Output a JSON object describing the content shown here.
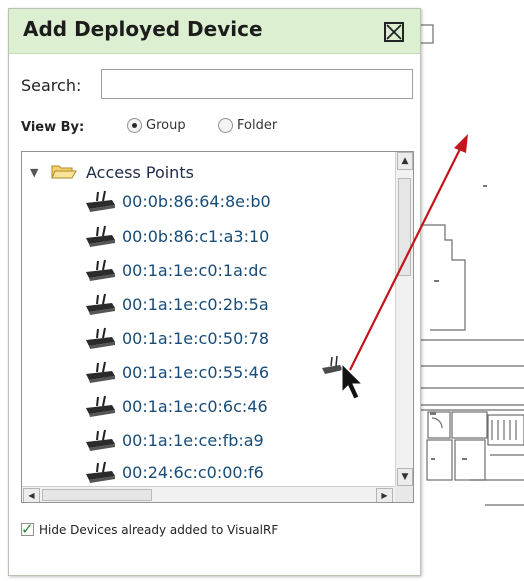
{
  "dialog": {
    "title": "Add Deployed Device",
    "close_icon": "close-box-icon"
  },
  "search": {
    "label": "Search:",
    "value": "",
    "placeholder": ""
  },
  "view_by": {
    "label": "View By:",
    "options": [
      {
        "label": "Group",
        "selected": true
      },
      {
        "label": "Folder",
        "selected": false
      }
    ]
  },
  "tree": {
    "root": {
      "label": "Access Points",
      "expanded": true,
      "icon": "folder-open-icon"
    },
    "items": [
      {
        "mac": "00:0b:86:64:8e:b0",
        "icon": "access-point-icon"
      },
      {
        "mac": "00:0b:86:c1:a3:10",
        "icon": "access-point-icon"
      },
      {
        "mac": "00:1a:1e:c0:1a:dc",
        "icon": "access-point-icon"
      },
      {
        "mac": "00:1a:1e:c0:2b:5a",
        "icon": "access-point-icon"
      },
      {
        "mac": "00:1a:1e:c0:50:78",
        "icon": "access-point-icon"
      },
      {
        "mac": "00:1a:1e:c0:55:46",
        "icon": "access-point-icon"
      },
      {
        "mac": "00:1a:1e:c0:6c:46",
        "icon": "access-point-icon"
      },
      {
        "mac": "00:1a:1e:ce:fb:a9",
        "icon": "access-point-icon"
      },
      {
        "mac": "00:24:6c:c0:00:f6",
        "icon": "access-point-icon"
      }
    ]
  },
  "hide_devices": {
    "label": "Hide Devices already added to VisualRF",
    "checked": true
  },
  "colors": {
    "titlebar": "#dcefd0",
    "mac_text": "#174b78",
    "drag_arrow": "#c4151c"
  }
}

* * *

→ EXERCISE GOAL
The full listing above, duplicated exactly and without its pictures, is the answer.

→ YOUR SOLUTION
Output a JSON object describing the content shown here.
{
  "dialog": {
    "title": "Add Deployed Device",
    "close_icon": "close-box-icon"
  },
  "search": {
    "label": "Search:",
    "value": "",
    "placeholder": ""
  },
  "view_by": {
    "label": "View By:",
    "options": [
      {
        "label": "Group",
        "selected": true
      },
      {
        "label": "Folder",
        "selected": false
      }
    ]
  },
  "tree": {
    "root": {
      "label": "Access Points",
      "expanded": true,
      "icon": "folder-open-icon"
    },
    "items": [
      {
        "mac": "00:0b:86:64:8e:b0",
        "icon": "access-point-icon"
      },
      {
        "mac": "00:0b:86:c1:a3:10",
        "icon": "access-point-icon"
      },
      {
        "mac": "00:1a:1e:c0:1a:dc",
        "icon": "access-point-icon"
      },
      {
        "mac": "00:1a:1e:c0:2b:5a",
        "icon": "access-point-icon"
      },
      {
        "mac": "00:1a:1e:c0:50:78",
        "icon": "access-point-icon"
      },
      {
        "mac": "00:1a:1e:c0:55:46",
        "icon": "access-point-icon"
      },
      {
        "mac": "00:1a:1e:c0:6c:46",
        "icon": "access-point-icon"
      },
      {
        "mac": "00:1a:1e:ce:fb:a9",
        "icon": "access-point-icon"
      },
      {
        "mac": "00:24:6c:c0:00:f6",
        "icon": "access-point-icon"
      }
    ]
  },
  "hide_devices": {
    "label": "Hide Devices already added to VisualRF",
    "checked": true
  },
  "colors": {
    "titlebar": "#dcefd0",
    "mac_text": "#174b78",
    "drag_arrow": "#c4151c"
  }
}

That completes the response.